The third piece to making a bad movie good is the script and acting. The script needs some cheesy dialogue and movie clichés. Next are actors whose careers either never took off or haven’t taken off yet. Tara Reid is a perfect example. She is most known for her work in American Pie, and it wasn’t too long ago that she was escorted out of a Los Angeles store for throwing a fit after being denied a celebrity discount. It takes a special, lower caliber star to deliver the scenes in the ridiculous manner required by the film. There is a fine line the movie must walk between embracing itself as the absurd joke that it is (the goal of the movie) while not being too obvious or forced.

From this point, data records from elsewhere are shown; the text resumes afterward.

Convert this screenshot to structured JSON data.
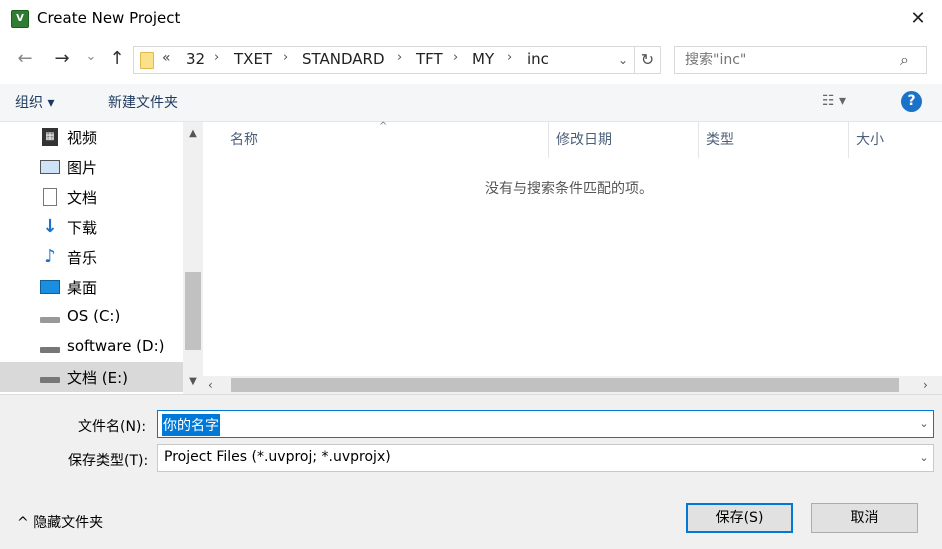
{
  "window": {
    "title": "Create New Project",
    "close_glyph": "✕",
    "app_icon": "uvision-icon"
  },
  "nav": {
    "back_glyph": "←",
    "forward_glyph": "→",
    "recent_glyph": "⌄",
    "up_glyph": "↑",
    "address_prefix": "«",
    "breadcrumbs": [
      "32",
      "TXET",
      "STANDARD",
      "TFT",
      "MY",
      "inc"
    ],
    "separator": "›"
  },
  "search": {
    "placeholder": "搜索\"inc\""
  },
  "toolbar": {
    "organize": "组织 ▾",
    "new_folder": "新建文件夹",
    "view": "☷ ▾",
    "help": "?"
  },
  "sidebar": {
    "items": [
      {
        "label": "视频",
        "icon": "video-icon"
      },
      {
        "label": "图片",
        "icon": "pictures-icon"
      },
      {
        "label": "文档",
        "icon": "documents-icon"
      },
      {
        "label": "下载",
        "icon": "downloads-icon"
      },
      {
        "label": "音乐",
        "icon": "music-icon"
      },
      {
        "label": "桌面",
        "icon": "desktop-icon"
      },
      {
        "label": "OS (C:)",
        "icon": "os-drive-icon"
      },
      {
        "label": "software (D:)",
        "icon": "drive-icon"
      },
      {
        "label": "文档 (E:)",
        "icon": "drive-icon",
        "selected": true
      }
    ]
  },
  "filelist": {
    "columns": [
      "名称",
      "修改日期",
      "类型",
      "大小"
    ],
    "empty_message": "没有与搜索条件匹配的项。"
  },
  "form": {
    "filename_label": "文件名(N):",
    "filename_value": "你的名字",
    "filetype_label": "保存类型(T):",
    "filetype_value": "Project Files (*.uvproj; *.uvprojx)"
  },
  "footer": {
    "hide_folders": "隐藏文件夹",
    "save": "保存(S)",
    "cancel": "取消"
  },
  "colors": {
    "accent": "#0078d7",
    "help": "#1a73c8",
    "link": "#1e3a5f"
  }
}
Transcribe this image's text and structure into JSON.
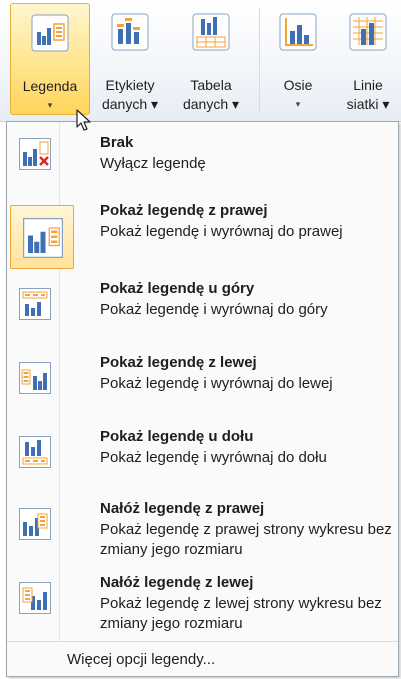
{
  "ribbon": {
    "buttons": [
      {
        "line1": "Legenda",
        "line2": "▾"
      },
      {
        "line1": "Etykiety",
        "line2": "danych ▾"
      },
      {
        "line1": "Tabela",
        "line2": "danych ▾"
      },
      {
        "line1": "Osie",
        "line2": "▾"
      },
      {
        "line1": "Linie",
        "line2": "siatki ▾"
      }
    ]
  },
  "menu": {
    "items": [
      {
        "title": "Brak",
        "desc": "Wyłącz legendę",
        "icon": "legend-none-icon"
      },
      {
        "title": "Pokaż legendę z prawej",
        "desc": "Pokaż legendę i wyrównaj do prawej",
        "icon": "legend-right-icon",
        "selected": true
      },
      {
        "title": "Pokaż legendę u góry",
        "desc": "Pokaż legendę i wyrównaj do góry",
        "icon": "legend-top-icon"
      },
      {
        "title": "Pokaż legendę z lewej",
        "desc": "Pokaż legendę i wyrównaj do lewej",
        "icon": "legend-left-icon"
      },
      {
        "title": "Pokaż legendę u dołu",
        "desc": "Pokaż legendę i wyrównaj do dołu",
        "icon": "legend-bottom-icon"
      },
      {
        "title": "Nałóż legendę z prawej",
        "desc": "Pokaż legendę z prawej strony wykresu bez zmiany jego rozmiaru",
        "icon": "legend-overlay-right-icon"
      },
      {
        "title": "Nałóż legendę z lewej",
        "desc": "Pokaż legendę z lewej strony wykresu bez zmiany jego rozmiaru",
        "icon": "legend-overlay-left-icon"
      }
    ],
    "more_label": "Więcej opcji legendy..."
  },
  "colors": {
    "active_fill": "#ffe58e",
    "active_border": "#e3b23c",
    "chart_blue": "#3f6fb5",
    "legend_orange": "#f5a23a",
    "delete_red": "#d9262e"
  }
}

Sharknado along with many other bad-good movies prove that two wrongs (or a lot of wrongs) can make a right. Sharknado succeeds because it provides the mindless action we desire in summer blockbusters while allowing people to be in on an inside joke together.
People love being in on an inside joke, and it’s part of the reason laugh tracks are still around on comedy shows. It makes us feel like we are laughing and sharing the joke with a community. Sharknado’s community was Twitter. Entertainment Weekly stated that Sharknado reached 5,000 tweets per minute at its peak with a grand total of 387,000 tweets. It broke Syfy’s social media record and only fell 2,500 tweets shy of tying Game of Thrones famous “Red Wedding” episode. Sharknado’s Twitter spike caught the attention of other media sources resulting in numerous articles, gifs, memes, and word of mouth. It gave people the necessary tools to make absurd jokes and puns which is a large part of the enjoyment.

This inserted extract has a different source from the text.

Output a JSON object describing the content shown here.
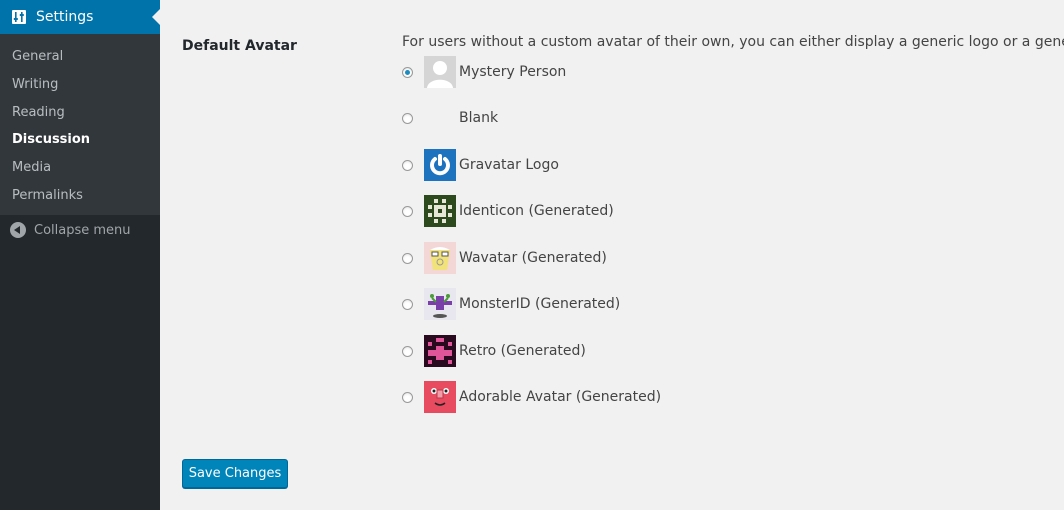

By popular demand, Syfy is playing a special encore of Sharknado for all of those who missed it last week, which is almost everyone with the exception of celebrities and journalists it seems. It will air tonight, July 18th, on Syfy at 7PM (ET/PT), so set your DVR’s to make sure you don’t miss out on the joke of the summer.
“Inventing ‘Sharknado’: Inside Syfy’s Booming B-Movie Factory.” Bloomburg Business Week: Lifestlye. http://www.businessweek.com/articles/2013-07-12/inventing-sharknado-inside-syfys-booming-b-movie-factory
Hibberd, James. “‘Sharknado’ Ratings: Lot of Wind, Little Bite.” Entertainment Weekly: Inside TV. http://insidetv.ew.com/2013/07/12/sharknado-ratings/
Yuhas, Alan. “‘Sharknado’: The Most Terribly Good Movie of the Summer.” The Guardian. http://www.guardian.co.uk/commentisfree/2013/jul/14/sharknado-syfy-cheesiest-movie-summer